willkommen! to the amana colonies

Today is a rainy and droopy sixty degrees, but yesterday was full of sunshine and early fall crisp. Perfect for the Brooklyn Botanical Gardens, said Billy, only the Prospect Park neighborhood is, hmm, a bit farther now than it was six months ago. What’s a fish-out-of-the-East-River to do?

a) Watch “Sex and the City” reruns on TBS; drink every time the gang gobbles up Magnolia Cupcakes or Manolo Blahniks

b) Don flannel, skinnies, and colored Ray Bans; channel the Obnoxious Williamsburg Hipster within

c) Cry wee wee wee all the way home to Manhattan

chocolate haus

Come on. Trick question, the answer is obviously none of the above. I miss Manhattan to be sure (thin crust pizza, boutique bakeries, french flea market style, new exhibitions on Monet and Kandinsky) but there will be no surrender here. Instead, B and I drove out to the Amana Colonies for the afternoon.

fall flowers

A BIT OF AMANA HISTORY, you say? The German religious group that would eventually found Amana was the Community of True Inspiration. Members of the Community, called Inspirationists, cultivated a humble, pious relationship with horse buggy signGod based on simple worship and the belief that He would communicate with believers through a divinely inspired and informed prophet, or instrument (Werkzeug). The Inspirationists were kicked out of Germany in the 1840s, and eventually made their way to parking signIowa in search of cheap farmland. In 1855, a 1200-strong congregation led by Werkzeug Christian Metz declared their new village Amana, or “remain true,” and recommenced their communal way of life. This communal tradition was overturned nearly 100 years later with the 1932 Great Change, marking the first time Amana community members worked for wages and owned their own homes and farmland. The Amana Church is still a vibrant part of community life, we are told, and traces of their German heritage — as well as attempts to maintain it — abound. See: Germanesque shop names, menu offerings, etc.
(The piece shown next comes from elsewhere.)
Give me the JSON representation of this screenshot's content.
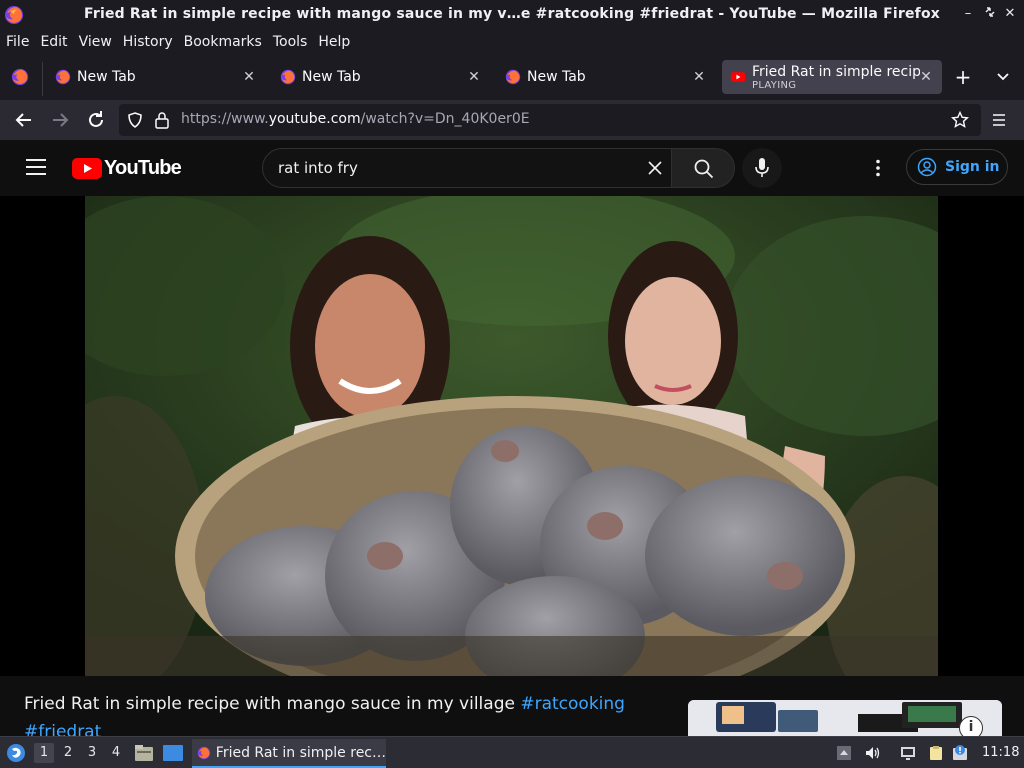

Thus, our first stop yesterday, the Chocolate Haus, where we sampled peanut butter chocolate nibs, gawked at chocolatiers slicing blocks of fudge, and (I, at least) drooled over the freshly dipped carmel apples. We meant to stop by before leaving, but forgot, and I’m still moping about the apple that got away.

carmel apples

In the weirdly composite general store/Christmas shop we stopped in next, most remnants of authenticity flew out the window. There were locally made jams, vats of saltwater taffy and licorice sticks — good, all appropriately Little House on the Prairie. But an entire room of dissolving bath salts and another of bedecked Christmas trees? That’s just silly.

wine barrel

We sampled more fudge at yet another chocolate and coffee house and then crossed the street to the Wine, Cheese and Jelly Haus. When B and I first visited Amana about a month ago, we bought two bottles of fruit wine from Ackermann Wineries. They are still sitting in the cupboard, because honestly how many occasions really call for, really necessitate peach wine? There must be more in Amana than we’ve found in Iowa City. We judiciously did not stock up on any more.

band

To cap off our door-to-door moseying, there was even an outdoor band banging out instrumentals with tubas and, well, other band instruments. They were called die Treffen something. Shockingly my efforts to Google “die Treffen Amana Iowa band” have yielded zero information, but they provided a wonderful musical backdrop. They compensated for the un-authentic “orange vanilla blossom” bubble bath mix.

garden outside

So it’s goodbye, Amana after a few hours, but not for long. For starters, I’m counting on my caramel apple fix within the month. And beyond that, there’s Oktoberfest in two weeks. Who needs to miss New York, when a community town in eastern Iowa has rendered a place as far off and exotic as Munich obsolete? Alles gut! Tchuss until next time!

flower